### WHAT YOU ARE ASKED TO DO
In the entries below, find the lines that contain the word "JSON" and copy them.

### RECORDS SHOWN
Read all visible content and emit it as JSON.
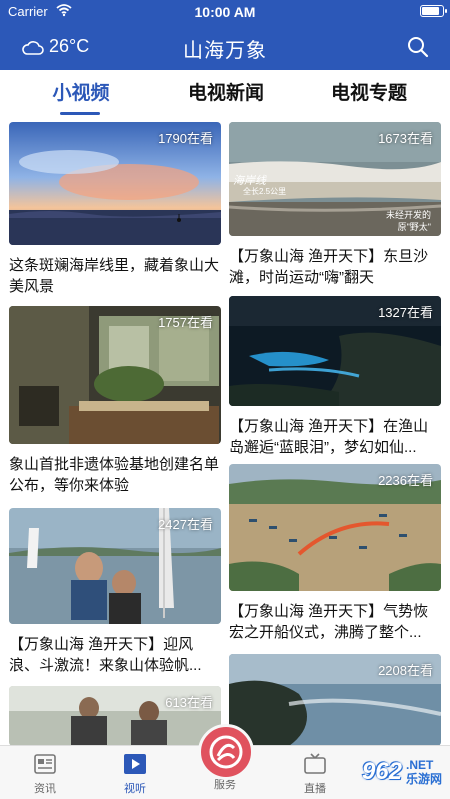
{
  "status_bar": {
    "carrier": "Carrier",
    "time": "10:00 AM",
    "battery_level": 0.9
  },
  "header": {
    "temperature": "26°C",
    "title": "山海万象"
  },
  "tabs": [
    {
      "label": "小视频",
      "active": true
    },
    {
      "label": "电视新闻",
      "active": false
    },
    {
      "label": "电视专题",
      "active": false
    }
  ],
  "cards": [
    {
      "views": "1790在看",
      "title": "这条斑斓海岸线里，藏着象山大美风景"
    },
    {
      "views": "1673在看",
      "title": "【万象山海 渔开天下】东旦沙滩，时尚运动“嗨”翻天"
    },
    {
      "views": "1757在看",
      "title": "象山首批非遗体验基地创建名单公布，等你来体验"
    },
    {
      "views": "1327在看",
      "title": "【万象山海 渔开天下】在渔山岛邂逅“蓝眼泪”，梦幻如仙..."
    },
    {
      "views": "2427在看",
      "title": "【万象山海 渔开天下】迎风浪、斗激流！来象山体验帆..."
    },
    {
      "views": "2236在看",
      "title": "【万象山海 渔开天下】气势恢宏之开船仪式，沸腾了整个..."
    },
    {
      "views": "613在看",
      "title": ""
    },
    {
      "views": "2208在看",
      "title": ""
    }
  ],
  "thumb_overlay_text": {
    "card2_a": "海岸线",
    "card2_b": "全长2.5公里",
    "card2_c": "未经开发的",
    "card2_d": "原\"野太\""
  },
  "bottom_nav": [
    {
      "label": "资讯",
      "icon": "news-icon",
      "active": false
    },
    {
      "label": "视听",
      "icon": "play-icon",
      "active": true
    },
    {
      "label": "服务",
      "icon": "service-icon",
      "active": false
    },
    {
      "label": "直播",
      "icon": "tv-icon",
      "active": false
    }
  ],
  "watermark": {
    "brand": "962",
    "domain": ".NET",
    "sub": "乐游网"
  },
  "colors": {
    "primary": "#2c58b8",
    "accent": "#e0525e"
  }
}
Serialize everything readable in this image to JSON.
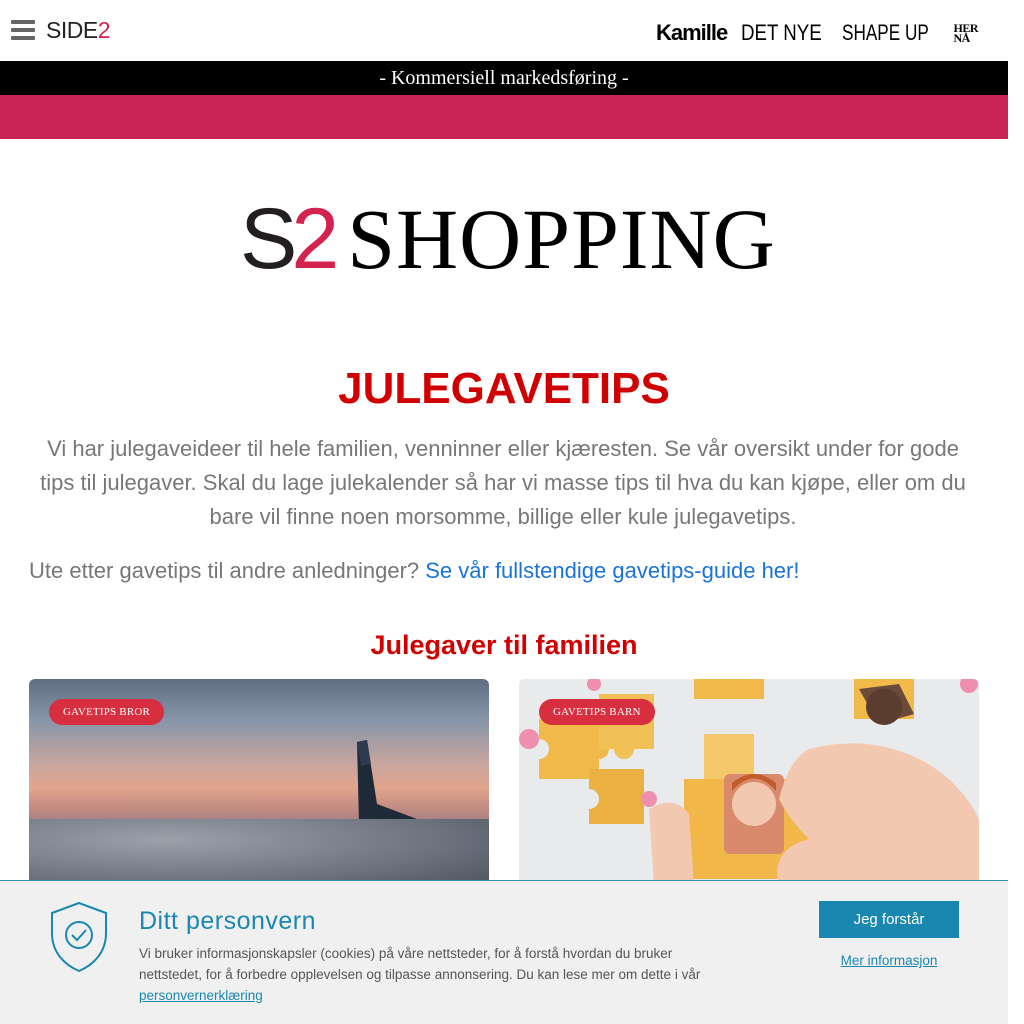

### SOLUTION FOR THIS TASK
Read all visible content and emit it as JSON.
Serialize everything readable in this image to JSON.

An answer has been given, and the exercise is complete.